Depending on what you are disposing of, you might need to go to the Rinter centre, one of the larger ones.

READ ALSO: Hasta la mista, baby? How to vote for your favourite Vienna trash can joke

The centres also have a separate division where it is possible to donate old items still in good condition, the so-called 48er-Tandler-Box.

Tableware, small furniture, electrical appliances, clothes, toys and other items can be reused and bought at a low price at the 48er-Tandler reuse shop.

Most centres are open only from Monday to Friday during business hours, but others are also available on Saturdays.

What to do if I don’t have a car?

If you don’t need a car but still need to dispose of a large appliance, the Viennese solution varies.

Some will take public transport with a couple of friends trying to help them carry an old sofa via the u-bahn, although that can get a little tough at peak hour. 

Alternatively, you can borrow or rent a vehicle to try and save costs.

READ ALSO: The downsides of Vienna you should be aware of before moving there

But Vienna City also has a service that will pick up the trash for a low fee – even if it is located in the attic, a basement or a courtyard.

It’s the Entrümpelungsdienst und Sperrmüllabfuhr der MA 48. You can also ask for the “dump service” when the city of Vienna brings a trough (the smallest can fit 12 cubic meters).

Once you fill it up, they will remove it and take it to the appropriate place.

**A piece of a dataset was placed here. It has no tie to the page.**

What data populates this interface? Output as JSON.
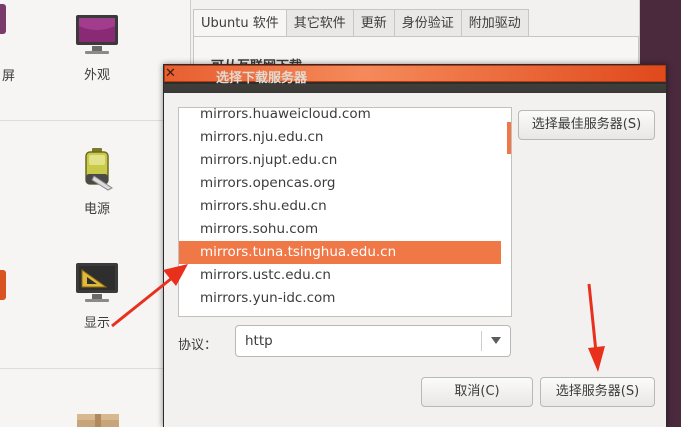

Costs will depend on the amount of trash, the size of the appliance, and where in the household it is located.